A.I. is a futuristic fairy-tale, an enchanting story of a boy mechanoid ("mecha") called David who embarks on a journey because he wants to be loved by the woman he calls his mother. With parallels to the story of Pinocchio, Spielberg takes us on a spellbinding exploration of love, hate, friendship, prejudice and ultimately what it is to be human, and what it is to be without humanity.
Told in three vastly different acts, the story takes us from somewhat familiar home settings, through the grittiness of the Flesh Fair; the glamour, glitz and sleaze of Rouge City; to a final half hour in the most imaginative and dreamlike vision of the distant future.
This film communicates on many levels, and is held together by a gloriously unique concept, a cast of interesting and well-portrayed characters (including excellent cameos by Robin Williams, Ben Kingsley and Meryl Streep), a simple and beautiful musical score by John Williams that - for a change, had me guessing for a while and didn't sound like Williams at all - and excellent visual direction by Spielberg.
While it must be said that I found the first 50 minutes unnecessarily slow-paced, and not entirely successful in conveying the emotions and motives of David's parents, the last two acts more than make up for this imbalance. The character of Teddy, a semi-intelligent robotic soft toy who is essentially playing the part of David's conscience, also has a vital role of stitching together the broken scenes, smoothing out the storyline, and adding moments of much needed comedy.
Every time I watch A.I., I come away with a new message, another meaning in the story I hadn't spotted before, and it never fails to fill my eyes with tears at the end. The finale is pure magic, and can only be appreciated in context with the first two acts.
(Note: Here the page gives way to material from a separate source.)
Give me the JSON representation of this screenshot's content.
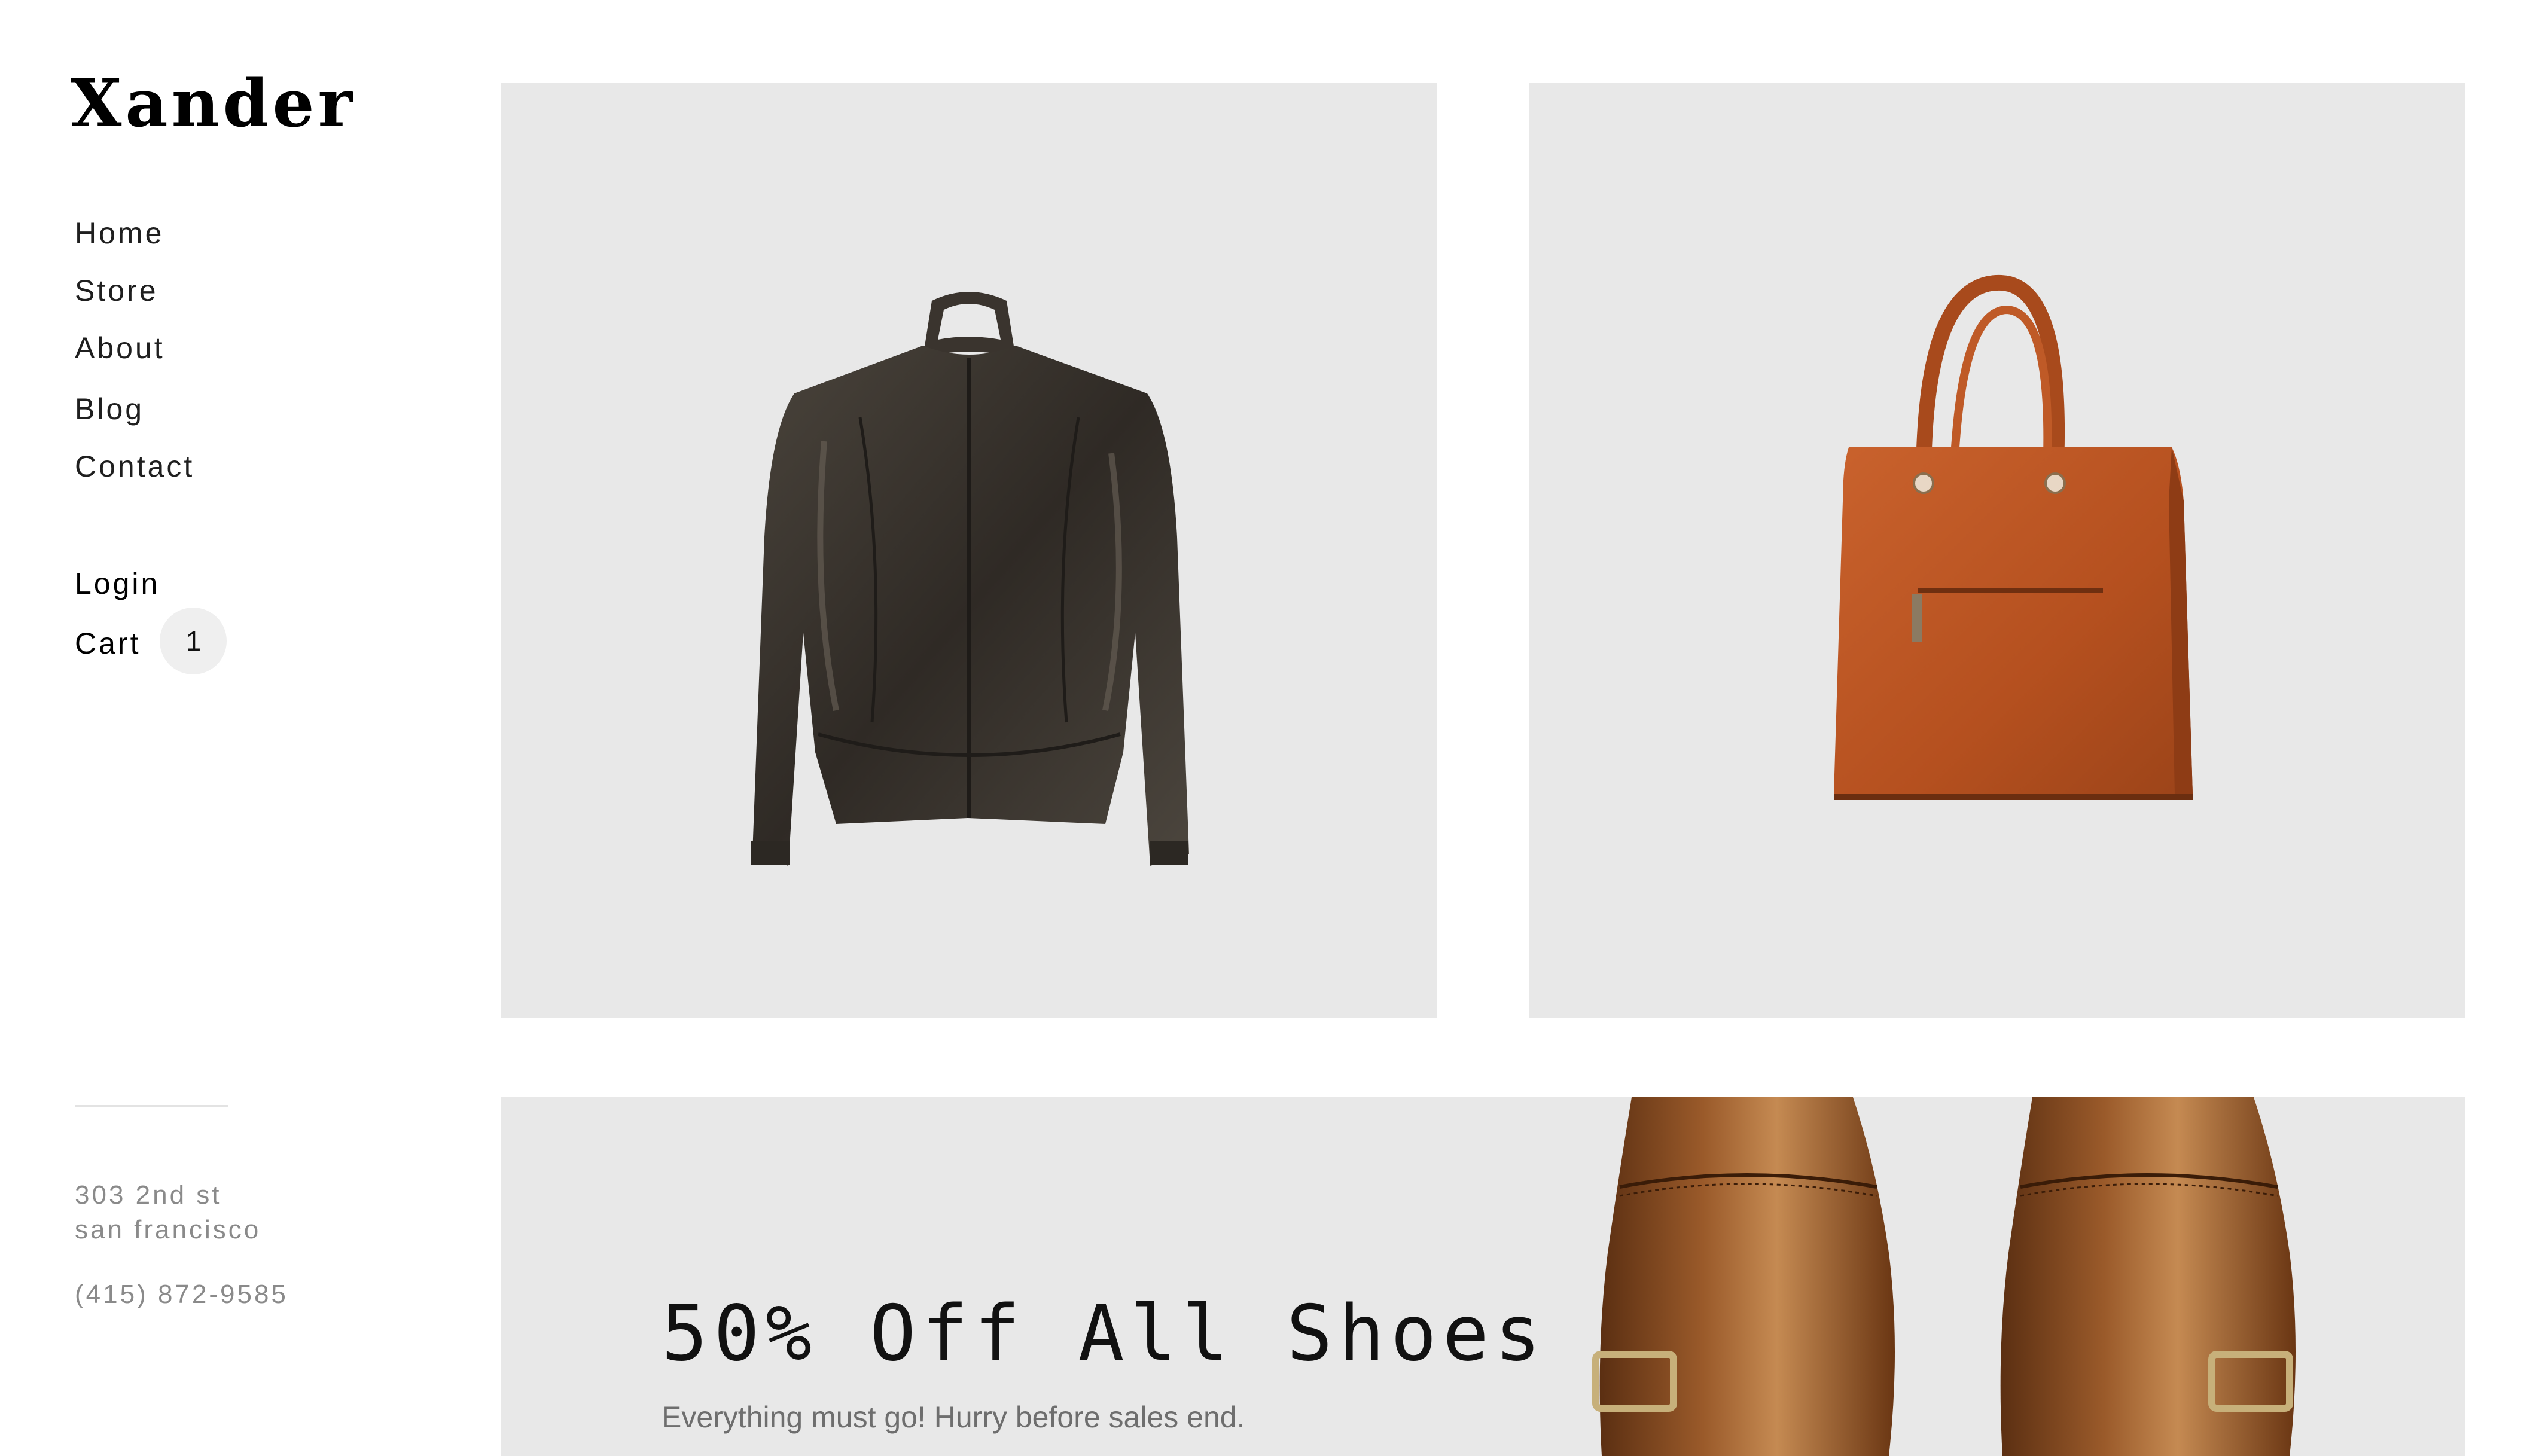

It is a tragedy that Kubrick, the great film visionary revered by Spielberg and who had wanted to make this movie for over 10 years, died before it could be made - although Spielberg incorporated many of his concepts and worked closely with his production company. For once, Spielberg avoided being over-sentimental, having struck a fine balance between emotion and reason, and I think has succeeded in bringing to life a story that is as accessible and relevant for adults as it is for children. I believe he would have made Kubrick proud, and it is a fitting dedication to his memory.